Your body is primed for survival over just about everything else and when you stop feeding it, eventually it switches gears to help compensate for the loss of food. This includes slowing your metabolism to decrease energy needs, slowing down various bodily functions, and shifting appetite regulating hormones (7,8,9,10). This state is commonly referred to as starvation mode.
If you continue to starve yourself, you may start to experience the effects of malnutrition or put your health in serious risk. You might also find that it is very difficult to maintain your weight loss once you resume eating due to the impacts on your metabolism, appetite, etc. This results in some of the overeating and weight gain commonly seen with yo yo dieting.
There is nothing more discouraging than not being able to stick to your diet and then gaining weight as a result of being overly restrictive.
What Are the Risks of Following a Starvation Diet?
The truth is, we can survive for quite some time without food and regular fasting windows are likely not detrimental to our long term health - as long as you resume a balanced diet in between.
However, following a starvation diet long term can have serious health implications, including:
- Developed Eating Disorder
- Decreased Metabolism
- Weakened Immune System
- Poor Body Temperature Control
- Weakness and Fatigue
- Impaired Cognitive Function
- Heart Problems
- Organ Damage
Developed Eating Disorders
Utilizing starvation as a tool for weight loss is a form of disordered eating that can lead to a diagnosed eating disorder.
Starvation diets slow your metabolism and eat away at your precious muscle mass, both of which will cause you to burn fewer calories.
Weakened Immune System
Hunger puts stress on the body’s cells and starvation is associated with decreased expression of genes associated with immunity.
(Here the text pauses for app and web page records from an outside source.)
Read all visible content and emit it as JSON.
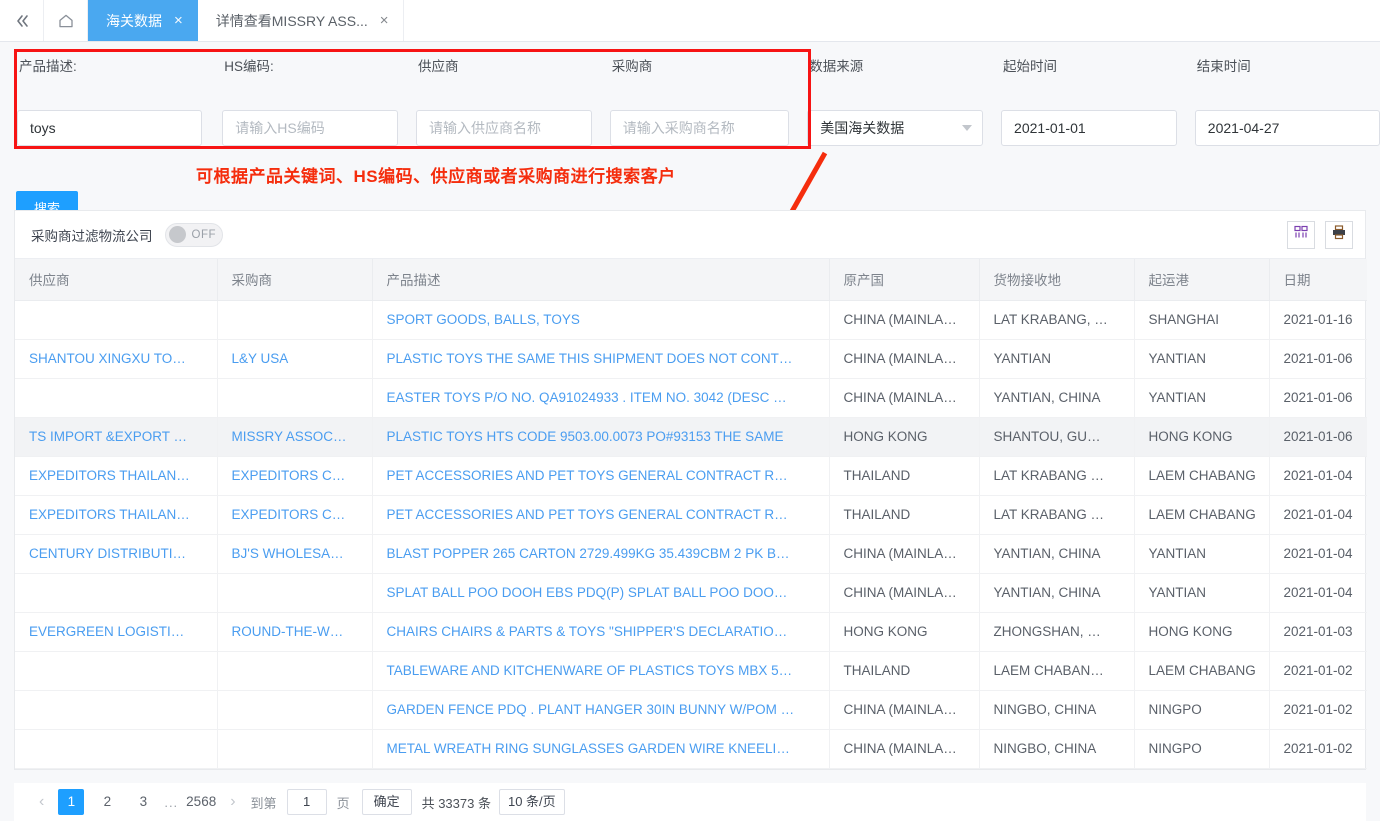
{
  "tabbar": {
    "collapse_icon": "double-chevron-left-icon",
    "home_icon": "home-icon",
    "tabs": [
      {
        "label": "海关数据",
        "close": "×",
        "active": true
      },
      {
        "label": "详情查看MISSRY ASS...",
        "close": "×",
        "active": false
      }
    ]
  },
  "search": {
    "fields": [
      {
        "label": "产品描述:",
        "value": "toys",
        "placeholder": ""
      },
      {
        "label": "HS编码:",
        "value": "",
        "placeholder": "请输入HS编码"
      },
      {
        "label": "供应商",
        "value": "",
        "placeholder": "请输入供应商名称"
      },
      {
        "label": "采购商",
        "value": "",
        "placeholder": "请输入采购商名称"
      },
      {
        "label": "数据来源",
        "value": "美国海关数据",
        "placeholder": ""
      },
      {
        "label": "起始时间",
        "value": "2021-01-01",
        "placeholder": ""
      },
      {
        "label": "结束时间",
        "value": "2021-04-27",
        "placeholder": ""
      }
    ],
    "button_label": "搜索"
  },
  "annotation": {
    "note": "可根据产品关键词、HS编码、供应商或者采购商进行搜索客户",
    "color": "#f52d0d"
  },
  "toolbar": {
    "filter_label": "采购商过滤物流公司",
    "toggle_state": "OFF",
    "columns_icon": "columns-settings-icon",
    "export_icon": "export-printer-icon"
  },
  "table": {
    "columns": [
      "供应商",
      "采购商",
      "产品描述",
      "原产国",
      "货物接收地",
      "起运港",
      "日期"
    ],
    "rows": [
      {
        "supplier": "",
        "buyer": "",
        "desc": "SPORT GOODS, BALLS, TOYS",
        "origin": "CHINA (MAINLA…",
        "receipt": "LAT KRABANG, …",
        "port": "SHANGHAI",
        "date": "2021-01-16",
        "hover": false
      },
      {
        "supplier": "SHANTOU XINGXU TO…",
        "buyer": "L&Y USA",
        "desc": "PLASTIC TOYS THE SAME THIS SHIPMENT DOES NOT CONT…",
        "origin": "CHINA (MAINLA…",
        "receipt": "YANTIAN",
        "port": "YANTIAN",
        "date": "2021-01-06",
        "hover": false
      },
      {
        "supplier": "",
        "buyer": "",
        "desc": "EASTER TOYS P/O NO. QA91024933 . ITEM NO. 3042 (DESC …",
        "origin": "CHINA (MAINLA…",
        "receipt": "YANTIAN, CHINA",
        "port": "YANTIAN",
        "date": "2021-01-06",
        "hover": false
      },
      {
        "supplier": "TS IMPORT &EXPORT …",
        "buyer": "MISSRY ASSOC…",
        "desc": "PLASTIC TOYS HTS CODE 9503.00.0073 PO#93153 THE SAME",
        "origin": "HONG KONG",
        "receipt": "SHANTOU, GU…",
        "port": "HONG KONG",
        "date": "2021-01-06",
        "hover": true
      },
      {
        "supplier": "EXPEDITORS THAILAN…",
        "buyer": "EXPEDITORS C…",
        "desc": "PET ACCESSORIES AND PET TOYS GENERAL CONTRACT R…",
        "origin": "THAILAND",
        "receipt": "LAT KRABANG …",
        "port": "LAEM CHABANG",
        "date": "2021-01-04",
        "hover": false
      },
      {
        "supplier": "EXPEDITORS THAILAN…",
        "buyer": "EXPEDITORS C…",
        "desc": "PET ACCESSORIES AND PET TOYS GENERAL CONTRACT R…",
        "origin": "THAILAND",
        "receipt": "LAT KRABANG …",
        "port": "LAEM CHABANG",
        "date": "2021-01-04",
        "hover": false
      },
      {
        "supplier": "CENTURY DISTRIBUTI…",
        "buyer": "BJ'S WHOLESA…",
        "desc": "BLAST POPPER 265 CARTON 2729.499KG 35.439CBM 2 PK B…",
        "origin": "CHINA (MAINLA…",
        "receipt": "YANTIAN, CHINA",
        "port": "YANTIAN",
        "date": "2021-01-04",
        "hover": false
      },
      {
        "supplier": "",
        "buyer": "",
        "desc": "SPLAT BALL POO DOOH EBS PDQ(P) SPLAT BALL POO DOO…",
        "origin": "CHINA (MAINLA…",
        "receipt": "YANTIAN, CHINA",
        "port": "YANTIAN",
        "date": "2021-01-04",
        "hover": false
      },
      {
        "supplier": "EVERGREEN LOGISTI…",
        "buyer": "ROUND-THE-W…",
        "desc": "CHAIRS CHAIRS & PARTS & TOYS \"SHIPPER'S DECLARATIO…",
        "origin": "HONG KONG",
        "receipt": "ZHONGSHAN, …",
        "port": "HONG KONG",
        "date": "2021-01-03",
        "hover": false
      },
      {
        "supplier": "",
        "buyer": "",
        "desc": "TABLEWARE AND KITCHENWARE OF PLASTICS TOYS MBX 5…",
        "origin": "THAILAND",
        "receipt": "LAEM CHABAN…",
        "port": "LAEM CHABANG",
        "date": "2021-01-02",
        "hover": false
      },
      {
        "supplier": "",
        "buyer": "",
        "desc": "GARDEN FENCE PDQ . PLANT HANGER 30IN BUNNY W/POM …",
        "origin": "CHINA (MAINLA…",
        "receipt": "NINGBO, CHINA",
        "port": "NINGPO",
        "date": "2021-01-02",
        "hover": false
      },
      {
        "supplier": "",
        "buyer": "",
        "desc": "METAL WREATH RING SUNGLASSES GARDEN WIRE KNEELI…",
        "origin": "CHINA (MAINLA…",
        "receipt": "NINGBO, CHINA",
        "port": "NINGPO",
        "date": "2021-01-02",
        "hover": false
      }
    ]
  },
  "pagination": {
    "prev_icon": "chevron-left-icon",
    "next_icon": "chevron-right-icon",
    "pages": [
      "1",
      "2",
      "3"
    ],
    "ellipsis": "...",
    "last_page": "2568",
    "current_page": "1",
    "jump_prefix": "到第",
    "jump_value": "1",
    "jump_suffix": "页",
    "confirm_label": "确定",
    "total_label": "共 33373 条",
    "page_size_label": "10 条/页"
  },
  "colors": {
    "accent": "#1e9fff",
    "tab_active": "#4aa8f0",
    "link": "#4a9df0",
    "annotation_red": "#f52d0d"
  }
}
Additionally, malnutrition can negatively impact your immune function.
Poor Body Temperature Control
Starvation also lowers body temperature causing you to feel cold and have trouble maintaining a comfortable body temp.
Weakness and Fatigue
Lack of calories, low blood pressure, and low blood glucose associated with starvation diets can make you feel depleted, tired, and weak.
Impaired Cognitive Function
When your brain goes into survival mode, it can lead to depression, anxiety, irritability, poor mood regulation, impaired concentration, decreased alertness, and poor problem solving.
A slowed heartbeat is one of the compensations your body makes during starvation. Over time this can lead to decreased size of the heart and serious heart problems.
Without enough calories and nutrition, many of your body’s organs will become impaired and some can start shutting down over time. This damage can be permanent and lead to death.
How to Eat Fewer Calories Without Starving Yourself
Sure starving your body works as a temporary approach to fast weight loss, but the price of starvation is likely not worth the risks. Instead of making food the enemy, aim to develop a healthy balanced approach to nutrition that allows you to nourish your body while still supporting your weight loss goals. This will ensure you develop healthy habits that last and that keep the weight off for good.
Consistency is everything when it comes to results. Stay consistent and start losing weight quickly with ready-made low calorie meals cooked and shipped to your door.